The 2019 pharmacy residency application process has officially opened.

You and thousands of other fourth-year students must begin the difficult task of assembling a bulletproof residency application packet while you continue to do the day-to-day work of pharmacy school.

In the coming months, you’ll create a resume, craft a bulletproof cover letter, and perfect your interview skills in pursuit of your dream residency position. In order to be competitive, you must seize every opportunity to stand out in a crowded field, because in 2018, only 67 percent of students who participated were matched with a residency.

Realistically, though, it can be difficult to stand out on paper.

You’re competing against other pharmacy students whose resumes and CVs look remarkably similar to your own: their GPAs are comparable, their transcripts are identical, and their goals are the same.

Your cover letter holds the key to distinguishing yourself for residencies.

Done correctly, it will single-handedly grab attention and earn you interviews. Done poorly, it will limit your chances for match.

So how do you put your cover letter to work earning you interviews?

 

Create a distinct cover letter for every unique residency.  

The Residency Program Director has likely done this many times before, so she’ll immediately recognize a generic cover letter if you try to slip one past. She’ll also quickly spot one written from an online template because you probably aren’t the only person who figured a template would produce a good letter.

Each residency position will likely have hundreds of students competing to get it. Despite your academic similarities, you’re different from the other applicants who are seeking to match, and your cover letter must communicate that to the RPD.

Address the specifics of the position. Tweak your experience and your knowledge to show the RPD how you’re uniquely qualified for this particular residency.

Share your experiences that relate to this residency and make it impossible for the RPD to miss a chance to interview you.

 

Prioritize personality over professionalism.

It’s horribly intimidating to know that you have one shot at landing a residency. Add to that the knowledge that there are more students than there are positions and it’s enough to deter you from even trying.

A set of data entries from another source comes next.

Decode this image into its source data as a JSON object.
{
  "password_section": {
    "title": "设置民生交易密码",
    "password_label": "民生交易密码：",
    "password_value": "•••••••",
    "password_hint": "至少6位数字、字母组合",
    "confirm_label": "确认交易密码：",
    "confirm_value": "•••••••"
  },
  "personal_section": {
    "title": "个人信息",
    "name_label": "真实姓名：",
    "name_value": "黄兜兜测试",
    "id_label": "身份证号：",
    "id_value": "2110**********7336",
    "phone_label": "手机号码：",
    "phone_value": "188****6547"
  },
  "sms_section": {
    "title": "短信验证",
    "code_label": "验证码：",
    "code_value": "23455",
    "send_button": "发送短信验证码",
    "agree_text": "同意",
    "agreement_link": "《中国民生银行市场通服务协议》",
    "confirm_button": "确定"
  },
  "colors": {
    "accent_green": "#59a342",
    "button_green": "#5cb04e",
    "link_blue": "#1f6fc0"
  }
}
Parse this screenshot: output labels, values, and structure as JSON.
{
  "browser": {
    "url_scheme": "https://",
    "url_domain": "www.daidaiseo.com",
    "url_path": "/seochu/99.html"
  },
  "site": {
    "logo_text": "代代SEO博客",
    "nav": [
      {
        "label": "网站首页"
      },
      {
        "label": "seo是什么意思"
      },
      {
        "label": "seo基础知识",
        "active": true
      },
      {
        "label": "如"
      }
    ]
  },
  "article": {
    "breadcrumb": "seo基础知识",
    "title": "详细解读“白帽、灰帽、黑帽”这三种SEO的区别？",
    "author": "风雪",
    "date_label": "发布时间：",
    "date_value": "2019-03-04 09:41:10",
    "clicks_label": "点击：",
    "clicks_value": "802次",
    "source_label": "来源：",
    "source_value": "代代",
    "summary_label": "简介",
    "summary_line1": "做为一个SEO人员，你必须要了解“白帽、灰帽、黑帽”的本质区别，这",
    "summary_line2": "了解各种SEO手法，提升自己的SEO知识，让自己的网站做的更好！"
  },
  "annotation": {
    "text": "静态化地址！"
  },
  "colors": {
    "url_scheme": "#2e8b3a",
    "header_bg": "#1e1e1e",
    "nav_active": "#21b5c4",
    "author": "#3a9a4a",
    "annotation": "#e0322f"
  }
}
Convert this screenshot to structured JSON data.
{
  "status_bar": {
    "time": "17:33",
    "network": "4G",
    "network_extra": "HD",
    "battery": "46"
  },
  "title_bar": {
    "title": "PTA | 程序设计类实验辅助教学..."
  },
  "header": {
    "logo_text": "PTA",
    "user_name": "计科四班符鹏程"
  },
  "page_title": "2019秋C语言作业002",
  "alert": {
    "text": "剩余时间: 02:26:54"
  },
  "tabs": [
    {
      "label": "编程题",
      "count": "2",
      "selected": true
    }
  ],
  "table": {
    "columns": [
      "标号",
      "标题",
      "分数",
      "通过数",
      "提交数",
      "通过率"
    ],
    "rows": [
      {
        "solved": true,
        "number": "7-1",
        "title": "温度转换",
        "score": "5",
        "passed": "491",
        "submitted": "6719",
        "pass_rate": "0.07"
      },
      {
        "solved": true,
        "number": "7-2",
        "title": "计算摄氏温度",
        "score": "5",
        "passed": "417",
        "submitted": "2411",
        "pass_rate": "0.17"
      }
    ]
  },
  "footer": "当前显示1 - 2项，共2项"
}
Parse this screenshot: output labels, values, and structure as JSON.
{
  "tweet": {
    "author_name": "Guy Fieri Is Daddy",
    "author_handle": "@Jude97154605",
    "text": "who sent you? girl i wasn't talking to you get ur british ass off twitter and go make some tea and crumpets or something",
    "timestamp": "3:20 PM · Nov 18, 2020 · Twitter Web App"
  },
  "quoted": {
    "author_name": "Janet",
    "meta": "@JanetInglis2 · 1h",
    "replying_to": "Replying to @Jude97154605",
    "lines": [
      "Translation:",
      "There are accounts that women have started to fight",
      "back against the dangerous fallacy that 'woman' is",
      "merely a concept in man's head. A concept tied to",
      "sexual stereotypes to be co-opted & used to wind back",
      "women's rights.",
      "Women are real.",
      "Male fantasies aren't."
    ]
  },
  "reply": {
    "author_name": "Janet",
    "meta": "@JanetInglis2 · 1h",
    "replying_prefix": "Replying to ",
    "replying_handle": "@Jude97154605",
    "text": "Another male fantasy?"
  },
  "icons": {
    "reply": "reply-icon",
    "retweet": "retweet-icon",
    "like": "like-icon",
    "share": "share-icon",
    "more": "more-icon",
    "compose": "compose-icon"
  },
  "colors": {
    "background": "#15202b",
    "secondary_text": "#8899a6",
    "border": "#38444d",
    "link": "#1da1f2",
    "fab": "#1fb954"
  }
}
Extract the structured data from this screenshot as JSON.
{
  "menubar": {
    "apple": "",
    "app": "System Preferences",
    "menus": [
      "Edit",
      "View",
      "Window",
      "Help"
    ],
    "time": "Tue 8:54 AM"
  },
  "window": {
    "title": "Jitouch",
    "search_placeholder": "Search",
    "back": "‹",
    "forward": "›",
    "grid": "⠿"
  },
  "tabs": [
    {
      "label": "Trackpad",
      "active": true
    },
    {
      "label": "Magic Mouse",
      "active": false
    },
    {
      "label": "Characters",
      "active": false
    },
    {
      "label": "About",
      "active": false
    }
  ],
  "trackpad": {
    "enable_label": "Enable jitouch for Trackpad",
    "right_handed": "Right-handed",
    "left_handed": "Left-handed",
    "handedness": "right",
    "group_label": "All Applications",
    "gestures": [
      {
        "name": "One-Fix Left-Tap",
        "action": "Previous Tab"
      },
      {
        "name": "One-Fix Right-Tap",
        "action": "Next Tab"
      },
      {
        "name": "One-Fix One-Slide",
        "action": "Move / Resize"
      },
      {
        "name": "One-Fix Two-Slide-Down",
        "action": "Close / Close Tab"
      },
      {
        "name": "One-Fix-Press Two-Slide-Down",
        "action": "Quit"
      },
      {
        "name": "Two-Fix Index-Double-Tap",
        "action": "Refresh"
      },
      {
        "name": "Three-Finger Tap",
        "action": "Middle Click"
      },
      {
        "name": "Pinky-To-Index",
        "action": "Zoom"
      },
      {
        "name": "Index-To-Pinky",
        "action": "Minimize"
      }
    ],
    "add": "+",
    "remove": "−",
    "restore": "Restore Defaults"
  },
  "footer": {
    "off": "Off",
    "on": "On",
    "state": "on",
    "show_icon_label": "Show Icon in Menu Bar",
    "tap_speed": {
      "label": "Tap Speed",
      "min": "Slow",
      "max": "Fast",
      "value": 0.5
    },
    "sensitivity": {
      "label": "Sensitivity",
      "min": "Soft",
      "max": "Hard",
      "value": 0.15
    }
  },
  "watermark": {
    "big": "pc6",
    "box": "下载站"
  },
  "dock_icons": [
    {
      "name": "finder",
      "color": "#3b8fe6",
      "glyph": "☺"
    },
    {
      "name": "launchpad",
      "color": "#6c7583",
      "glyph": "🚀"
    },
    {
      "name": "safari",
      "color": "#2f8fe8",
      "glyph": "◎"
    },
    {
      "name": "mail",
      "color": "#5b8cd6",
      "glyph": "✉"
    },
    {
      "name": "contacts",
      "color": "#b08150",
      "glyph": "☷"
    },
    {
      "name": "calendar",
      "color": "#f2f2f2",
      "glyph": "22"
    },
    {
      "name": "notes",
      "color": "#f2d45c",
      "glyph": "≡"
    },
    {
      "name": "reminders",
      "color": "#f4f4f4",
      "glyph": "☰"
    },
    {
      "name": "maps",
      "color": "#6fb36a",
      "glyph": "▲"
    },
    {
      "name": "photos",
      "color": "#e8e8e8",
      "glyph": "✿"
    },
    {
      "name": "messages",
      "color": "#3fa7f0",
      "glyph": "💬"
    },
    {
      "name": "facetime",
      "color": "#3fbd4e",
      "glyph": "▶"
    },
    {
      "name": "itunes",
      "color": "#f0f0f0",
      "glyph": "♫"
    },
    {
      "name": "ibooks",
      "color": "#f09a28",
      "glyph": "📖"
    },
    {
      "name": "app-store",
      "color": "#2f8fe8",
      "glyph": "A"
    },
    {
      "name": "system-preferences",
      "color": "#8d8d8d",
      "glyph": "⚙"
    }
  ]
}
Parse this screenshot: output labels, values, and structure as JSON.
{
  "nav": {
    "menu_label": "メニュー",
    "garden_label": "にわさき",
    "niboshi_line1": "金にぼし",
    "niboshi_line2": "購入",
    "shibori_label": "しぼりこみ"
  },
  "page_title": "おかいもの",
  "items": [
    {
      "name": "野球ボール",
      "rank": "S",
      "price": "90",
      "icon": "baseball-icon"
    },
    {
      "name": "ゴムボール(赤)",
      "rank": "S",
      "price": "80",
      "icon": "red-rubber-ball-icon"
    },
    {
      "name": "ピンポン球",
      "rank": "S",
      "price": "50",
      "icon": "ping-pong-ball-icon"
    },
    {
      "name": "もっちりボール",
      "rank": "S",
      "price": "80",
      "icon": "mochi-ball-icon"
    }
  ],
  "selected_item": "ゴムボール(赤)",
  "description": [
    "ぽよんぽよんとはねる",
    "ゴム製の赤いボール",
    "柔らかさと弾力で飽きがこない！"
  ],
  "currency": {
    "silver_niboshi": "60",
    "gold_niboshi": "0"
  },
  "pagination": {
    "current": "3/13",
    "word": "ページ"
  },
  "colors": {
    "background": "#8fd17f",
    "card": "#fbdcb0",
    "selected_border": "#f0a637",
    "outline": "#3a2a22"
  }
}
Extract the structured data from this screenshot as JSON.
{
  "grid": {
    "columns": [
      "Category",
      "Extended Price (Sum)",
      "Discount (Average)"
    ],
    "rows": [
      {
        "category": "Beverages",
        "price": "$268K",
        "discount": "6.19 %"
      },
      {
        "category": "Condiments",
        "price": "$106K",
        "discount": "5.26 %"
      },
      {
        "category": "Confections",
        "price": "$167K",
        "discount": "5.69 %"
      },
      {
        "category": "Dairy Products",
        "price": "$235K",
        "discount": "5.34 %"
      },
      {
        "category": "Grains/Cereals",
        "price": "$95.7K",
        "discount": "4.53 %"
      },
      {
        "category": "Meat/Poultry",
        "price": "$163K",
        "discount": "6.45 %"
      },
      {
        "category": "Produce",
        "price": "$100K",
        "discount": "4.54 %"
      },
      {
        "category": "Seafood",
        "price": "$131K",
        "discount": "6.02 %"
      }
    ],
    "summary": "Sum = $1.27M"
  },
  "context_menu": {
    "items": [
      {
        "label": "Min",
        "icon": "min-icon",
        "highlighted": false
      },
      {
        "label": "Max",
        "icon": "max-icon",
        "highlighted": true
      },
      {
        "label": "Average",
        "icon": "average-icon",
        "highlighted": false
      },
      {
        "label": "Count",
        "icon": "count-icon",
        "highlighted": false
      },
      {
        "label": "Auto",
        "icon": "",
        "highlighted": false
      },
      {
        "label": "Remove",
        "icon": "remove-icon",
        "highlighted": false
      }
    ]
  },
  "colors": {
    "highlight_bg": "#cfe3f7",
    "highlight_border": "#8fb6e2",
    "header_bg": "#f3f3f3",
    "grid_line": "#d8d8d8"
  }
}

Don’t discount the fact that you’ve got some experiences and qualities that those other students don’t have. Although your school paths might look similar, you’ve got volunteer opportunities, personality traits, and life experiences that set you apart from everyone else.

Though the RPD must concern himself with your accomplishments, he also cares about your qualifications and how you’ll fit with the existing team.

Work to highlight your personality in your cover letter. Let your resume do the work of promoting your professional qualifications.

 

Be specific to eliminate guesswork.

I’ve done duty on both sides of the residency process, and I discovered in my first year that lackluster cover letters earn lackluster interview results. I applied to 9 PGY1 programs and earned one interview request.

If you use phrases like “passionate about patient care” or describe yourself as a “competent leader,” your cover letter will look like hundreds of others that the RPD sees throughout the match process.

Instead of explaining your love of patient care, share an impactful experience you had caring for a patient. Tell a memorable story that demonstrates your outstanding leadership qualities.  

Psychologist Daniel Kahneman won the Nobel Prize for Economics by proving that a human’s “emotional memory” was stronger than his “factual memory.” Humans remember experiences that relate to our emotions better than those that are simply based in fact. As you write your cover letter, use that knowledge to appeal to human emotion by sharing stories and experiences.

 

Carefully consider where you seek help.

Your own survival instincts will probably tempt you to seek shortcuts during this process. You’re juggling too many things at once, and you may find yourself “checking the block” on your application.

In a competitive field of students, RPDs will seek the students who give their best effort to the process, and they’ll invite those students to interview.

If you seek help from your professors realize that other students may ask for their help as well, so you may not get their undivided attention. Recognize, too, that they may not necessarily have experience with residencies, so weigh that knowledge as you accept their help.

If you ask current residents for help, though they are a year or two ahead of you, their knowledge will be limited to their specific experiences. If you seek help from fellow students, you might be making your own situation worse instead of better.

I learned the hard way how important a cover letter is during the match process. Following the disastrous PGY1 experience, I tweaked my accomplishments and improved my skills. I wrote cover letters that grabbed attention, and I was invited to interview for three of the five positions I applied for.

I was determined to share my hard-earned lessons with other pharmacy students to save them the heartache I endured.

I created an online course to help pharmacy students write memorable cover letters that will capture the decision-makers’ attention and earn them interviews. My 12-module course, Cover Letter Mastery, is self-paced and adaptable so that you can consume it the way that fits best for you.

The course includes interviews with RPDs, video lessons, guides, and worksheets, and the tuition gives you lifetime access to the content. I’ve worked to keep the price manageable for students, and if you apply what you learn in the course, you’ll more than makeup for your money over the course of your career.

The clock is ticking on the 2019 recruiting year, and the competition is fierce. Register for Cover Letter Mastery now to get insider information about writing a cover letter that will get you noticed and land you interviews.

 

 

 

 

The Investment That Can Impact Your Entire Pharmacy Career